VANCOUVER -- The union representing border service officials across the country is lobbying Health Canada to send more qualified health screeners to Vancouver International Airport since they themselves are not trained to monitor for signs of COVID-19.
Customs and Immigration Union national president Jean-Pierre Fortin says there are only two or three Health Canada staff members at YVR and often no quarantine officers on site. They desperately need more to keep airport workers and the public safe.
“If we see someone is coughing, sweating a lot and we think that person could be sick, obviously, immediately we will be isolating the person and refer the person to Health Canada,” said Fortin.
In an email statement to CTV News on screening at the airport, Canada Border Services Agency said: “CBSA officers remain vigilant and are highly trained to identify travellers seeking entry into Canada who may pose a health and safety risk.”
The Public Health Agency of Canada insists there are between three and six trained screening officers on shift at any given time at YVR and that there are one or two quarantine officers on site between 7:30 a.m. and 10 p.m. daily.
But Fortin and frontline workers alike say CBSA officers aren’t trained to detect the novel coronavirus' symptoms at all, and are currently relying on goggles, gloves, N-95 masks and physical distance to keep themselves safe. Meanwhile, two officers have tested positive for COVID-19, in Ontario and Quebec.

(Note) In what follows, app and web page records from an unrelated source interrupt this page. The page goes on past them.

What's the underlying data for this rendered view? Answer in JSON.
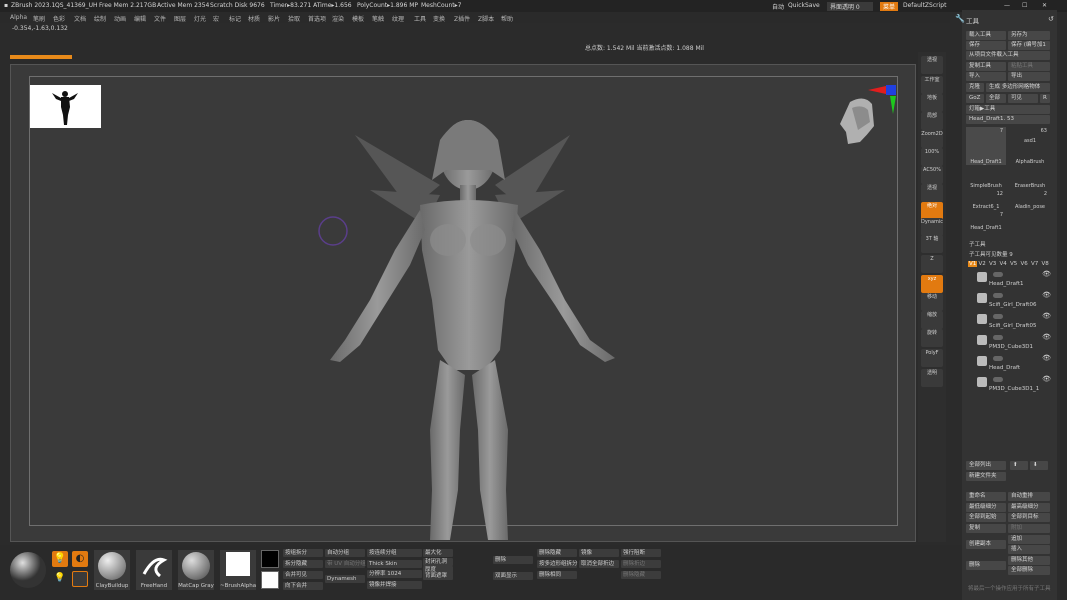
{
  "titlebar": {
    "app": "ZBrush 2023.1",
    "doc": "QS_41369_UH",
    "free_mem": "Free Mem 2.217GB",
    "active_mem": "Active Mem 2354",
    "scratch": "Scratch Disk 9676",
    "timer": "Timer▸83.271 ATime▸1.656",
    "polycount": "PolyCount▸1.896 MP",
    "meshcount": "MeshCount▸7",
    "auto_label": "自动",
    "quicksave": "QuickSave",
    "transparency": "界面透明 0",
    "menu_btn": "菜单",
    "zscript": "DefaultZScript"
  },
  "menubar": [
    "Alpha",
    "笔刷",
    "色彩",
    "文档",
    "绘制",
    "动画",
    "编辑",
    "文件",
    "图层",
    "灯光",
    "宏",
    "标记",
    "材质",
    "影片",
    "拾取",
    "首选项",
    "渲染",
    "模板",
    "笔触",
    "纹理",
    "工具",
    "变换",
    "Z插件",
    "Z脚本",
    "帮助"
  ],
  "coords": "-0.354,-1.63,0.132",
  "stats": "总点数: 1.542 Mil 当前激活点数: 1.088 Mil",
  "right_shelf": [
    "透视",
    "工作室",
    "地板",
    "局部",
    "Zoom2D",
    "100%",
    "AC50%",
    "透视",
    "绝对",
    "Dynamic",
    "3T 轴",
    "Z",
    "xyz",
    "移动",
    "缩放",
    "旋转",
    "PolyF",
    "透明"
  ],
  "tool_panel": {
    "title": "工具",
    "load": "载入工具",
    "save_as": "另存为",
    "save": "保存",
    "save_numbered": "保存 (编号加1",
    "load_from_project": "从项目文件载入工具",
    "copy_tool": "复制工具",
    "paste_tool": "粘贴工具",
    "import": "导入",
    "export": "导出",
    "clone": "克隆",
    "make_polymesh": "生成 多边形网格物体",
    "goz": "GoZ",
    "all": "全部",
    "visible": "可见",
    "r": "R",
    "lightbox": "灯箱▶工具",
    "current_tool": "Head_Draft1. 53",
    "tools": [
      {
        "name": "Head_Draft1",
        "count": "7"
      },
      {
        "name": "AlphaBrush",
        "count": "63",
        "sub": "asd1"
      },
      {
        "name": "SimpleBrush",
        "count": ""
      },
      {
        "name": "EraserBrush",
        "count": ""
      },
      {
        "name": "Extract6_1",
        "count": "12"
      },
      {
        "name": "Aladin_pose",
        "count": "2"
      },
      {
        "name": "Head_Draft1",
        "count": "7"
      }
    ],
    "subtool_title": "子工具",
    "subtool_count": "子工具可见数量 9",
    "versions": [
      "V1",
      "V2",
      "V3",
      "V4",
      "V5",
      "V6",
      "V7",
      "V8"
    ],
    "subtools": [
      "Head_Draft1",
      "Scifi_Girl_Draft06",
      "Scifi_Girl_Draft05",
      "PM3D_Cube3D1",
      "Head_Draft",
      "PM3D_Cube3D1_1"
    ],
    "list_all": "全部列出",
    "new_folder": "新建文件夹",
    "rename": "重命名",
    "auto_reorder": "自动重排",
    "lowest_sub": "最低级细分",
    "highest_sub": "最高级细分",
    "all_low": "全部到起始",
    "all_high": "全部到目标",
    "duplicate": "复制",
    "append": "附加",
    "create_copy": "创建副本",
    "add": "追加",
    "insert": "插入",
    "delete": "删除",
    "delete_other": "删除其他",
    "delete_all": "全部删除",
    "footer": "将最后一个操作应用于所有子工具"
  },
  "bottombar": {
    "tiles": [
      "ClayBuildup",
      "FreeHand",
      "MatCap Gray",
      "~BrushAlpha"
    ],
    "col1": [
      "按组拆分",
      "拆分隐藏",
      "合并可见",
      "向下合并"
    ],
    "col2": [
      "自动分组",
      "带 UV 自动分组",
      "Dynamesh"
    ],
    "col3": [
      "按连续分组",
      "Thick Skin",
      "分辨率 1024",
      "镜像并焊接"
    ],
    "col3b": [
      "最大化",
      "封闭孔洞",
      "厚度",
      "背面遮罩",
      "边缘环"
    ],
    "col4": [
      "删除",
      "双面显示"
    ],
    "col5": [
      "删除隐藏",
      "按多边形组拆分",
      "删除相同"
    ],
    "col6": [
      "镜像",
      "取消全部折边"
    ],
    "col7": [
      "强行阻断",
      "删除折边",
      "删除隐藏"
    ]
  },
  "colors": {
    "accent": "#e88a1a",
    "panel": "#333333",
    "viewport": "#3a3a3a",
    "gizmo_red": "#e01e1e",
    "gizmo_green": "#1ec81e",
    "gizmo_blue": "#2040e0"
  }
}
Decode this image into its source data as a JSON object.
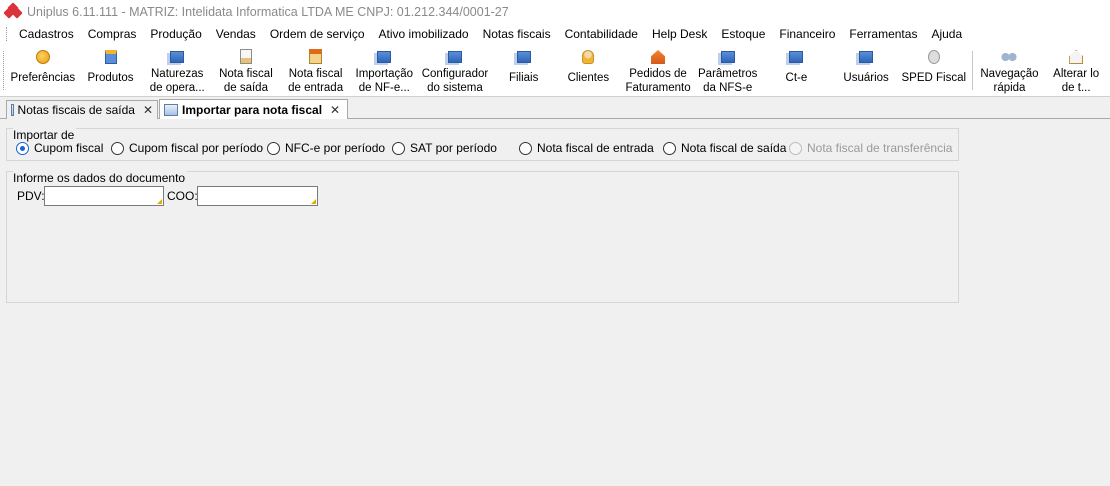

YVR is one of only four airports in the country still authorized to accept international flights, including Canadians and their families who’ve been travelling abroad; the majority of B.C.’s COVID-19 infections have been linked to international travel.
“We are working closely with Health Canada and the (Public Health Agency of Canada) to screen travellers, anyone experiencing flu-like symptoms is referred to a PHAC staff member for further evaluation,” wrote CBSA.
But with no more than half a dozen PHAC staffers to service an airport the size of YVR, even with reduced travel volume, Fortin worries about the risk of transmission for his members and the general public alike.A
“We don’t have the [pretence] to be health experts, far from it,” said Fortin. “We need clear directions to make sure we’re monitoring the people.”
Not to mention, knowing how to avoid becoming vectors for further infections themselves or losing more members to illness or self-isolation due to exposure.
“I want to make sure that the first line of defence for our country remains safe,” emphasized Fortin.